Composting works in the presence of oxygen, with the exception of bokashi. But no greenhouse gasses are created during this type of fermentation because it’s done at such a low pH that methane isn’t produced.
2. Supplies nutrient-rich soil and rich compost to your plants and garden.
3. Cuts down on the need for chemical fertilizers.
FYI: The EPA estimates that 50% of all trash at the landfill is compostable.
1. Work and attention required. Composting is more work than tossing your food in the trash. And each type of composting requires a different amount of work and attention.
2. Pests. Sometimes rodents, bugs, fruit flies, and other critters are attracted to the food and smell that’s given off during composting.
3. Weather challenges. Composting during cold, winter months can be challenging.
4. Space required. You must have a dedicated space for a backyard compost pile, a luxury that not everyone has.
5. Energy costs. Indoor electric composters use energy, but they aren’t likely to increase your power bill that much. Also, energy use is offset by the reduced carbon footprint from ZERO methane gas emissions.

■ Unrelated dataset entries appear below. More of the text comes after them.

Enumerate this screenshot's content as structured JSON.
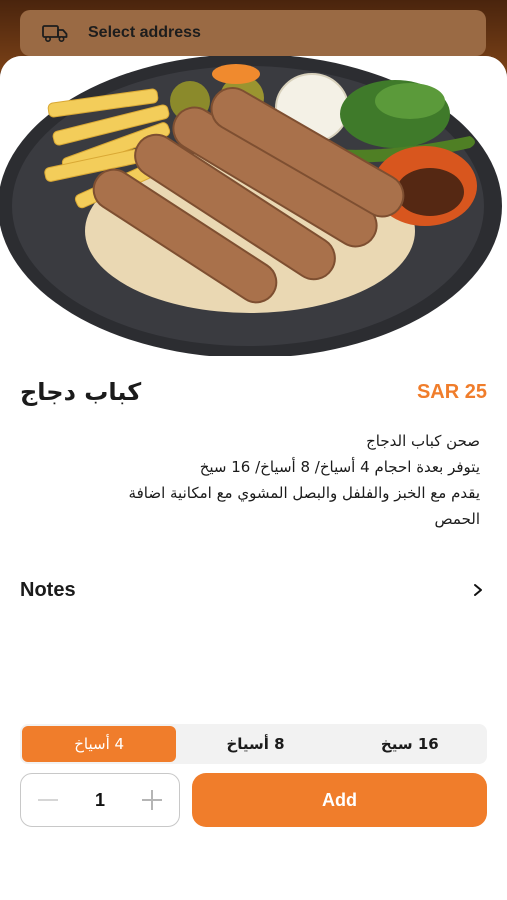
{
  "header": {
    "address_label": "Select address",
    "icon": "truck-icon"
  },
  "product": {
    "image_icon": "food-photo",
    "name": "كباب دجاج",
    "price": "SAR 25",
    "description_lines": [
      "صحن كباب الدجاج",
      "يتوفر بعدة احجام 4 أسياخ/ 8 أسياخ/ 16 سيخ",
      "يقدم مع الخبز والفلفل والبصل المشوي مع امكانية اضافة",
      "الحمص"
    ]
  },
  "notes": {
    "label": "Notes",
    "icon": "chevron-right-icon"
  },
  "sizes": {
    "options": [
      "4 أسياخ",
      "8 أسياخ",
      "16 سيخ"
    ],
    "selected_index": 0
  },
  "cart": {
    "quantity": "1",
    "add_label": "Add"
  },
  "colors": {
    "accent": "#f07d2b",
    "header_bg": "#5a2e12"
  }
}
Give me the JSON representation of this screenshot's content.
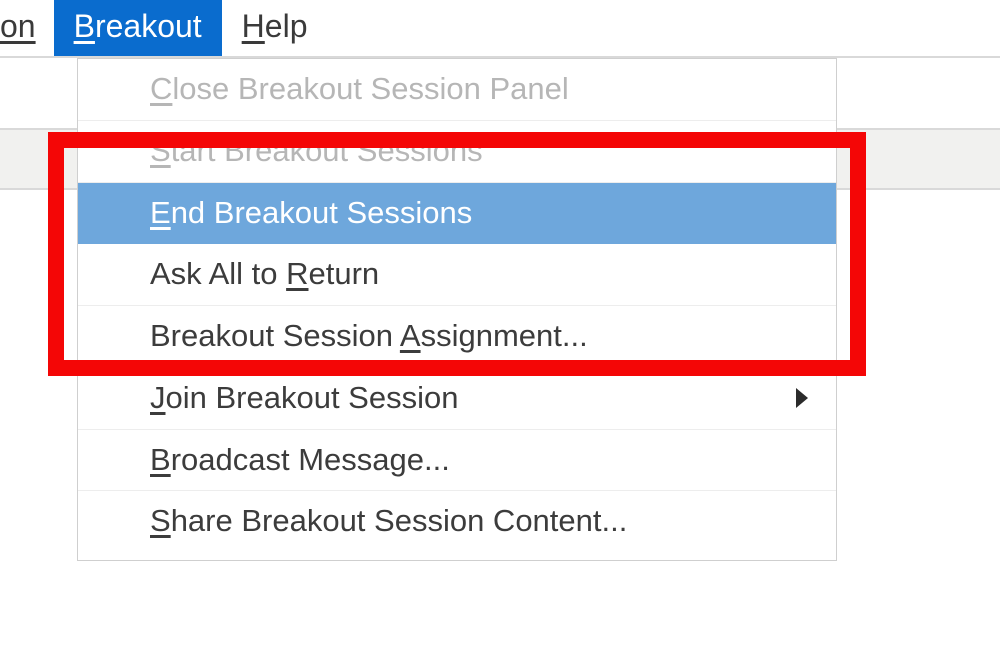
{
  "menubar": {
    "truncated_item_fragment": "on",
    "breakout_prefix": "B",
    "breakout_rest": "reakout",
    "help_prefix": "H",
    "help_rest": "elp"
  },
  "dropdown": {
    "close_panel": {
      "pre": "",
      "m": "C",
      "post": "lose Breakout Session Panel"
    },
    "start_sessions": {
      "pre": "",
      "m": "S",
      "post": "tart Breakout Sessions"
    },
    "end_sessions": {
      "pre": "",
      "m": "E",
      "post": "nd Breakout Sessions"
    },
    "ask_return": {
      "pre": "Ask All to ",
      "m": "R",
      "post": "eturn"
    },
    "assignment": {
      "pre": "Breakout Session ",
      "m": "A",
      "post": "ssignment..."
    },
    "join_session": {
      "pre": "",
      "m": "J",
      "post": "oin Breakout Session"
    },
    "broadcast": {
      "pre": "",
      "m": "B",
      "post": "roadcast Message..."
    },
    "share_content": {
      "pre": "",
      "m": "S",
      "post": "hare Breakout Session Content..."
    }
  }
}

While the “cons” list might seem longer, they are kind of subjective and not really that much of a problem for the conscientious composter.
Do indoor compost bins work just as well as outdoor compost bins?
Yes! Indoor and outdoor composting methods work equally well.
It simply comes down to what works best for you based on lifestyle, space, and how much time and attention you can give to composting.
Please don’t get too bogged down in which works better overall, but focus on which works best for you.
Isn’t the energy required to use an indoor compost bin worse than just throwing food scraps away?
This is probably a debatable topic but based on research, I believe the long and short answer is no. Especially if your home runs on renewable energy such as solar panels, hydro, or wind power.
If you get your energy from a power plant that relies on fossil fuels, then your carbon footprint will obviously be greater.
However, it’s unlikely that the amount of energy used to run your composter will be greater than or worse than the amount of methane produced from decomposing food. Think of it as a tradeoff.
It’s also important to consider that your trash must be hauled off by dump trucks, and the less you give them in the way of trash … well, you can do the math there.
Final thoughts on the best indoor compost bin
If you’re just getting started with composting and aren’t sure how much time you’ll have to commit to maintaining something like a vermicomposter or outdoor compost pile, I recommend starting with the Lomi or FoodCycler.
That way, you can at least start reducing your carbon footprint while deciding whether you want to invest in something that will get your hands a little dirtier.